[Component data from apps and pages]
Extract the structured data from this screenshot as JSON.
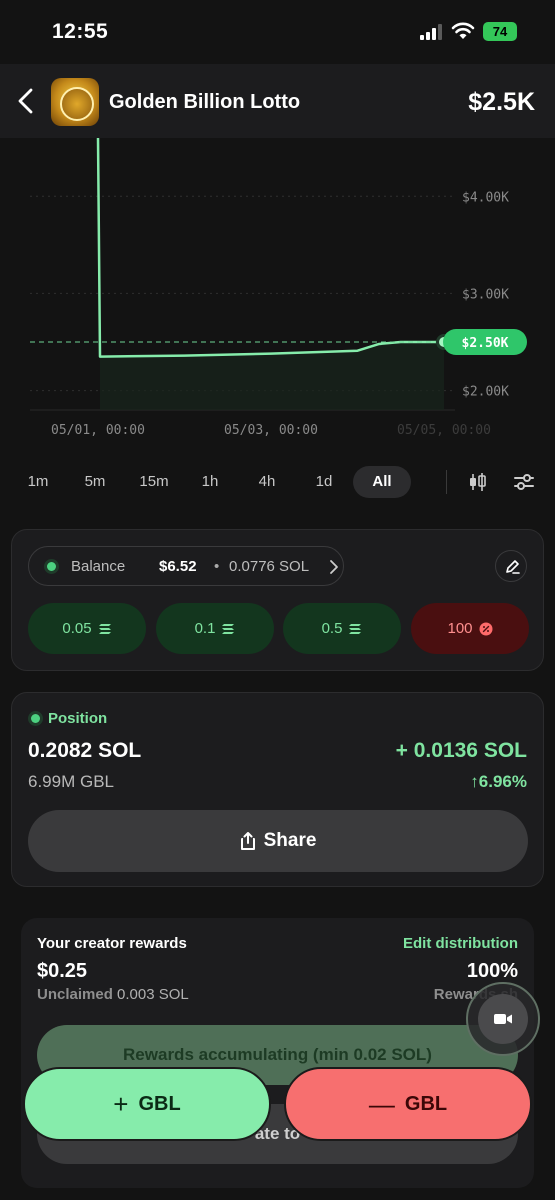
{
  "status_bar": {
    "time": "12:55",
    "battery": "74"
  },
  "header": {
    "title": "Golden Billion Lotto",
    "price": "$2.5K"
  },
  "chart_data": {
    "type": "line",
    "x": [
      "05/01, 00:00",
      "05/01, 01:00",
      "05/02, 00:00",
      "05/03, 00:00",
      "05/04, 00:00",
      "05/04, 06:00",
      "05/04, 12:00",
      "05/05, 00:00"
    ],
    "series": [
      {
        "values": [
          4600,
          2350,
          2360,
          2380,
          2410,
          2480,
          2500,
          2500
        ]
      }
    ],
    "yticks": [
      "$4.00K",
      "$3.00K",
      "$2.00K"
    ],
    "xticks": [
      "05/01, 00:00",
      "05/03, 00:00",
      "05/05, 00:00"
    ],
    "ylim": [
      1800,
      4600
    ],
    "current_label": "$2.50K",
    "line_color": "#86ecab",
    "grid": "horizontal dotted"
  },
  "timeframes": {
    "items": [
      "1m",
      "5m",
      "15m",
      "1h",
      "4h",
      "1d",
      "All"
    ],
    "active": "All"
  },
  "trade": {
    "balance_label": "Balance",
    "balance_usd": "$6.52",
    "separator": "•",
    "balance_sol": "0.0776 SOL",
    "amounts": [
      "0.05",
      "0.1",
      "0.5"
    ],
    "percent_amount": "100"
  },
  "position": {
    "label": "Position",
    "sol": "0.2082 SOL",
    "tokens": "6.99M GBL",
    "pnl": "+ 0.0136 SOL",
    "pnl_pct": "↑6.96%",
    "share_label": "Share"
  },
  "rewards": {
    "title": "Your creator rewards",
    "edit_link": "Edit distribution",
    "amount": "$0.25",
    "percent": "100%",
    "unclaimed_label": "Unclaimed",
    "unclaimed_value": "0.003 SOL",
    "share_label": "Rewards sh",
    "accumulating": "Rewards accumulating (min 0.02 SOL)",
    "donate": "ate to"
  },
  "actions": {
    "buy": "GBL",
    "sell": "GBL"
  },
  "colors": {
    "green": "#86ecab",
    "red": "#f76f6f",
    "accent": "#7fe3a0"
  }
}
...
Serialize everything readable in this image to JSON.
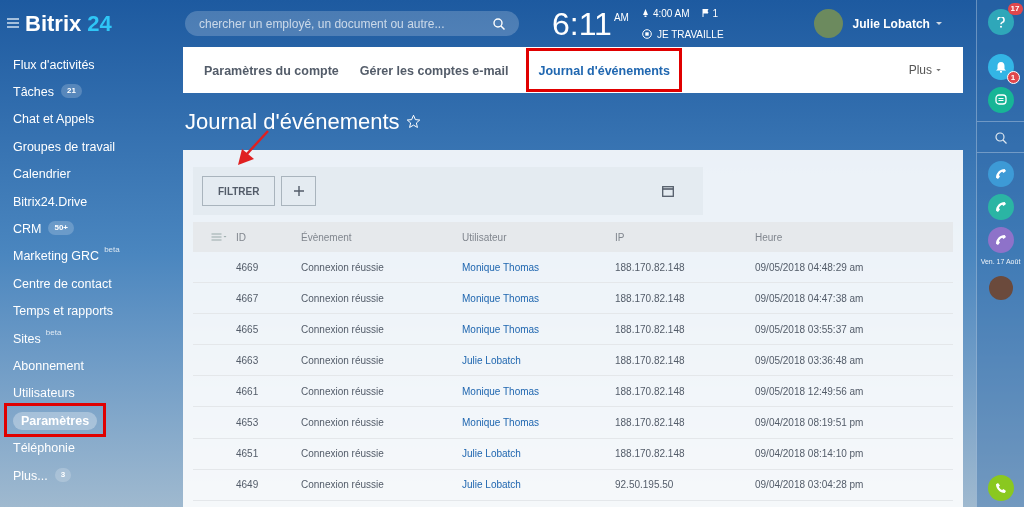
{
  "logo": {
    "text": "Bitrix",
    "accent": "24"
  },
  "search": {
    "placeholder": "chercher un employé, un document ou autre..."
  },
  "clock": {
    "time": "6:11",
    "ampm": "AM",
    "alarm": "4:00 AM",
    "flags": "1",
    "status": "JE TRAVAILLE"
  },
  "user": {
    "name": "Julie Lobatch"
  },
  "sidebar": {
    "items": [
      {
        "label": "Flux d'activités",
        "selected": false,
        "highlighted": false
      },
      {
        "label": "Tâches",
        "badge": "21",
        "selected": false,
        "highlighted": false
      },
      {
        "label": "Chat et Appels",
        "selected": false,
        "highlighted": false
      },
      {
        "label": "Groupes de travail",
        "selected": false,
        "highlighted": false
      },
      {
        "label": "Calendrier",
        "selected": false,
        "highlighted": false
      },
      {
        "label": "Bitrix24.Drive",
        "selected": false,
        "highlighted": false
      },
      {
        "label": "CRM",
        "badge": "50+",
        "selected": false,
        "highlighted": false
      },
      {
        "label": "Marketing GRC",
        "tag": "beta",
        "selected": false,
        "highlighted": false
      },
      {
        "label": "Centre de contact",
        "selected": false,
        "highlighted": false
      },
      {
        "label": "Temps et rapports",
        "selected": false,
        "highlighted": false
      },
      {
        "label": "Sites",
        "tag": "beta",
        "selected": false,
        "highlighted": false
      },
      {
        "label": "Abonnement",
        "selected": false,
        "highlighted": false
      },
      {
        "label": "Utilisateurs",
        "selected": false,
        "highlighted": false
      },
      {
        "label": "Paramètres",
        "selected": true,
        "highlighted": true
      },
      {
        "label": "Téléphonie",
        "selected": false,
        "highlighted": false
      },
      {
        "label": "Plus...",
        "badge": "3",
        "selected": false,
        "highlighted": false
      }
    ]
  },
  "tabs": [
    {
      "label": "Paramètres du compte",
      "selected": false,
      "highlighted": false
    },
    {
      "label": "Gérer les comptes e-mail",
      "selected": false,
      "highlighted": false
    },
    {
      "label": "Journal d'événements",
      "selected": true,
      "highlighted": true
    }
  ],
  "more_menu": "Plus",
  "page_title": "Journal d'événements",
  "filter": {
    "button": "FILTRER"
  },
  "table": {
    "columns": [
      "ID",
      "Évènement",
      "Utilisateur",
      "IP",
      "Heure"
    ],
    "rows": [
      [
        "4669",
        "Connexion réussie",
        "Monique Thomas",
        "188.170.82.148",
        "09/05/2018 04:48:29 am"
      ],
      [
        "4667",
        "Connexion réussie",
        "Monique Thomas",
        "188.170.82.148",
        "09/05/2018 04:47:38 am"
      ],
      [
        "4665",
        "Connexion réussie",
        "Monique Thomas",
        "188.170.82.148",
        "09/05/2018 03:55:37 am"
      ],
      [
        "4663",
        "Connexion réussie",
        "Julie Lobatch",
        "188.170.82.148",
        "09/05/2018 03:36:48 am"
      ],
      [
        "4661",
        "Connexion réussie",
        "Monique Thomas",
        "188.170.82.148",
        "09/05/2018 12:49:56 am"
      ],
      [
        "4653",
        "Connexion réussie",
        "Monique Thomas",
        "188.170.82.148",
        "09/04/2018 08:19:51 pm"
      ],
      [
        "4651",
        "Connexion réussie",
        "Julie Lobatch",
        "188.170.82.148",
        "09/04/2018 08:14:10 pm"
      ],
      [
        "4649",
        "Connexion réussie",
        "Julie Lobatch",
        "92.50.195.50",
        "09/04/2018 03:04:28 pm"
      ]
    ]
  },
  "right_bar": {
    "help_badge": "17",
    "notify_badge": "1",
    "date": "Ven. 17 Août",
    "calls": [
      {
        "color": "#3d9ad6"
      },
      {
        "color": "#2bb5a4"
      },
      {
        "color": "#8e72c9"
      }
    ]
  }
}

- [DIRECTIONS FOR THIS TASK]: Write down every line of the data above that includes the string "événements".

- [ANSWER SECTION]:
      "label": "Journal d'événements",
  "page_title": "Journal d'événements",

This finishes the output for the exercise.